Wow. The American taxpayer now owns AIG. Does that mean I can get a cheap rate?
The economic events of the past few days transitioned the months-long saga of financial irresponsibility past merely sturn ing into the realm of truly terrifying. We’ve leaped past the predictable into a maelstrom of uncertainty edging on a black hole of unknowable repercussions. True, the system could stabilize soon; allowing us to rebuild before the shock waves topple the relatively stable average family. But right now it seems the global economy is so convoluted we’re all moving forward like a big herd navigating K2 in a blinding snowstorm with the occasional avalanche.
Yeah, I’m scared. Frightened and furious that, yet again, the group think of the financial community placed the future of my family at risk. That we, as taxpayers, will have to bail them out like Chrysler in the 70’s, and the savings and loan institutions of the 80’s. That, in all likelihood, no one responsible for the decisions will be held accountable and they will all go back to lives of luxury.
One lesson I’m already taking to heart is that I believe these events are disproving the myth of the reliability of risk management in financial services. On the security side, we often hold up financial services as the golden child of risk management. In that world, nearly everything is quantifiable, especially with credit and market risk (operational is always a bit more fuzzy). Complex equations and tables feed intelligent risk decisions that allow financial institutions to manage their risk portfolios while maximizing profitability. All backed by an insurance industry, also using big math, big heads, and big computers; capable of accepting and distributing the financial impact of point failures.

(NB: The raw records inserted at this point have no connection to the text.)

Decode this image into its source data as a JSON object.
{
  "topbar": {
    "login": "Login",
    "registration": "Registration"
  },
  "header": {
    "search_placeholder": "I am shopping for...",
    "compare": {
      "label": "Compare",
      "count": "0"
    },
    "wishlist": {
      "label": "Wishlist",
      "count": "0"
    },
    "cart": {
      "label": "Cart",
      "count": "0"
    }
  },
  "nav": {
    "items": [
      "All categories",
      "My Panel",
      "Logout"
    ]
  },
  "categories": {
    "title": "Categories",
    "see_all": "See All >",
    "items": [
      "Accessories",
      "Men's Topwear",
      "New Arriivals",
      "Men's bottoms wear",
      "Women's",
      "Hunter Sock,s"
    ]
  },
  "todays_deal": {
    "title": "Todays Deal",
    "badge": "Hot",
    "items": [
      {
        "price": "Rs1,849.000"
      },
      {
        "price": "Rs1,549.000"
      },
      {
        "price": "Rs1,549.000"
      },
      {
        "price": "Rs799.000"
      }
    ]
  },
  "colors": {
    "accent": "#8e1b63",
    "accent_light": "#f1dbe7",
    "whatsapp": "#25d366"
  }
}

But we are witnessing the failure of that system of risk management on an epic scale.
Much of our financial system revolves around risk- distributing, transferring, and quantifying risk to fuel the economy. The simplest savings and loan bank is nothing more than a risk management tool. It provides a safe haven for our assets, and in return is allowed to use those assets for it’s own profitability. Banks make loans and charge interest. They do this knowing a certain percentage of those loans will default, and using risk models decide which are safest, which are riskiest, and what interest rate to charge based on that level of risk. It’s just a form of gambling, but one where they know the odds. We, the banks customers, are protected from bad decisions through a combination of diversification (spreading the risk, rather than just one big loan to one big customer), and insurance (the FDIC here in the US).

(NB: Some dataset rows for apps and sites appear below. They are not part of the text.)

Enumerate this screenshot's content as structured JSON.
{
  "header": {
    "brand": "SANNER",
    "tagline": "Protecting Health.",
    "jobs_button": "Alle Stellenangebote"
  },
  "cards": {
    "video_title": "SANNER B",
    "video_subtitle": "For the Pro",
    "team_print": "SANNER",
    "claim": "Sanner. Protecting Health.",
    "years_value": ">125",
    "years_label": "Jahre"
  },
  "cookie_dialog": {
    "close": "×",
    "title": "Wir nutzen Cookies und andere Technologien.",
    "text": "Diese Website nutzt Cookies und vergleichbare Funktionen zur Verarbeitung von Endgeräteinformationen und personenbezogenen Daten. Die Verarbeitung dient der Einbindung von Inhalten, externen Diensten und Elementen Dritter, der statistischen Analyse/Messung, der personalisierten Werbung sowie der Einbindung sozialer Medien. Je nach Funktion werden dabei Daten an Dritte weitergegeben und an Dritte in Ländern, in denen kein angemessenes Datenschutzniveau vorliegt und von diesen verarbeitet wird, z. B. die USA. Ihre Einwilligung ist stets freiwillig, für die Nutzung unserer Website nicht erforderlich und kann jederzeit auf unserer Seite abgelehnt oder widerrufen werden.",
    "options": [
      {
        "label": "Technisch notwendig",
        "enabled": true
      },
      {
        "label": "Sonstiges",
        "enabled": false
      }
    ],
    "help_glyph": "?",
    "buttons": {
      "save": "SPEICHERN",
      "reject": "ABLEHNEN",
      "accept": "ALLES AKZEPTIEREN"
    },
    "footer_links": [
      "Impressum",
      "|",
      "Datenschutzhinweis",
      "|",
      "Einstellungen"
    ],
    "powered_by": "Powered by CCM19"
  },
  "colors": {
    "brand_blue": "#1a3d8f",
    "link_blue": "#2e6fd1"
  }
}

It’s a system that’s failed before; once spectacularly (the Depression), and again in the 80’s, but overall works well.
Thus we have empirical proof that even the simplest form of financial risk management can fail.
Fast forward to today. Our system is infinitely more complex than a simple S&L; interconnected in ways that we now know no one completely understands. But we do know some of the failures:

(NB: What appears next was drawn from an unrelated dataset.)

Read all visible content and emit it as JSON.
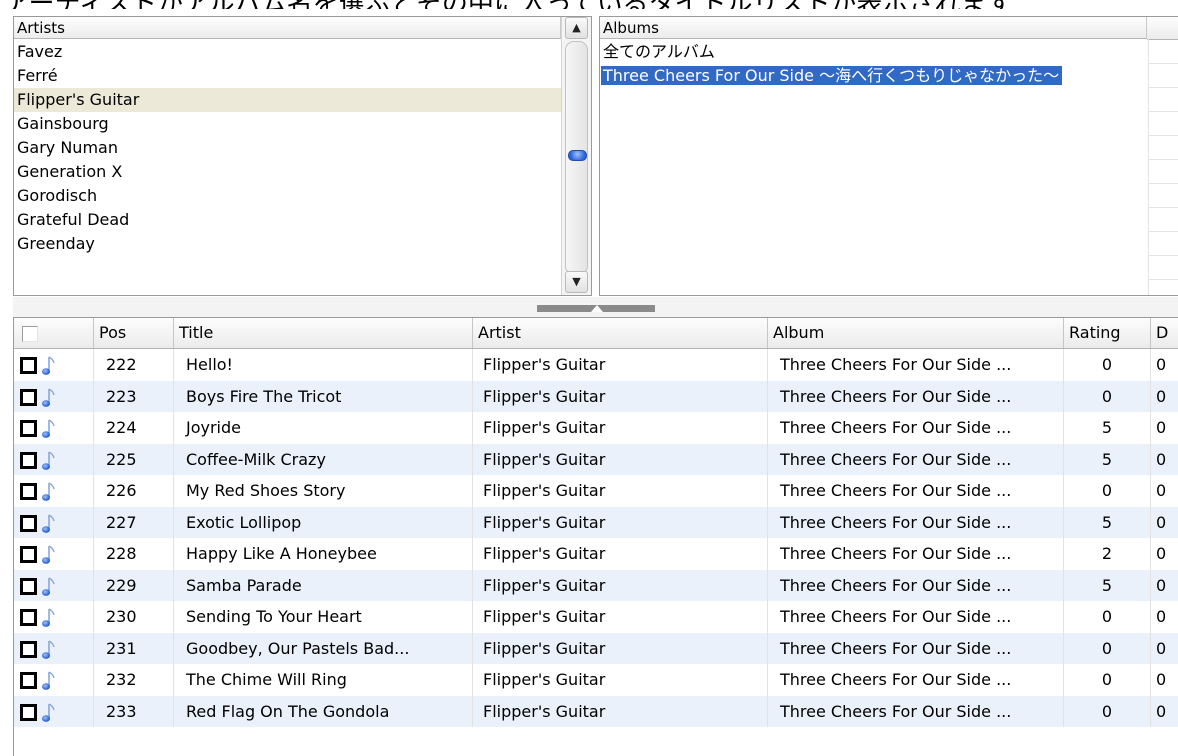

- Risk ratings firms knowingly under-rated risks to avoid losing the business of financial firms wanting to make those investments.
- Insurance firms, like AIG, backed these complex financial tools without fully understanding them.
- Financial firms themselves traded in these complex assets without fully understanding them.
- The entire industry engaged in massive group think which ignored clear risks of relying on a single factor (the mortgage industry) to fuel other investments. Lack of proper oversight (government, risk rating companies, and insurance companies) allowed this to play out to an extreme.
- Reduced compartmentalization in the financial system allowed failures to spread across multiple sectors (possibly a deregulation failure).
Let’s tie this back to information security risk management.
First, please don’t take this as a diatribe against security metrics- of which I’m a firm supporter. My argument is that these events show that complete and accurate risk quantification isn’t really possible, for two big reasons.
- It is impossible to avoid introducing bias into the system; even a purely mathematical system. The metrics we choose, how we measure them, and how we rate them will always be biased. As with recent events, individual (or group) desires can heavily influence that bias and the resulting conclusions. We always game the system.
- Complexity is the enemy of risk, yet everything is complex. It’s nearly impossible to fully understand any system worth measuring risk on.
Which leads to my message of the day. Quantified risk is no more or less valuable or effective than qualified risk. Let’s stop pretending we can quantify everything, because even when we can (as in the current economic fiasco) the result isn’t necessarily reliable, and won’t necessarily lead to better decisions. I actually think we often abuse quantification to support bad decisions that a qualified assessment would prevent.
Now I can’t close without injecting a bit of my personal politics, so stop reading here if you don’t want my two sentence rant…
I don’t see how anyone can justify voting for a platform of less regulation and reduced government oversight. Now that we own AIG and a few other companies, it seems that’s just a good way to socialize big business. It didn’t work in the 80’s, and it isn’t working now. I support free markets, but damn, we need better regulation and oversight. I’m tired of paying for big business’s big mistakes and people pretending that this time it was just a mistake and it won’t happen again if we just get the government out of the way and lower corporate taxes. Enough of the fracking corporate welfare!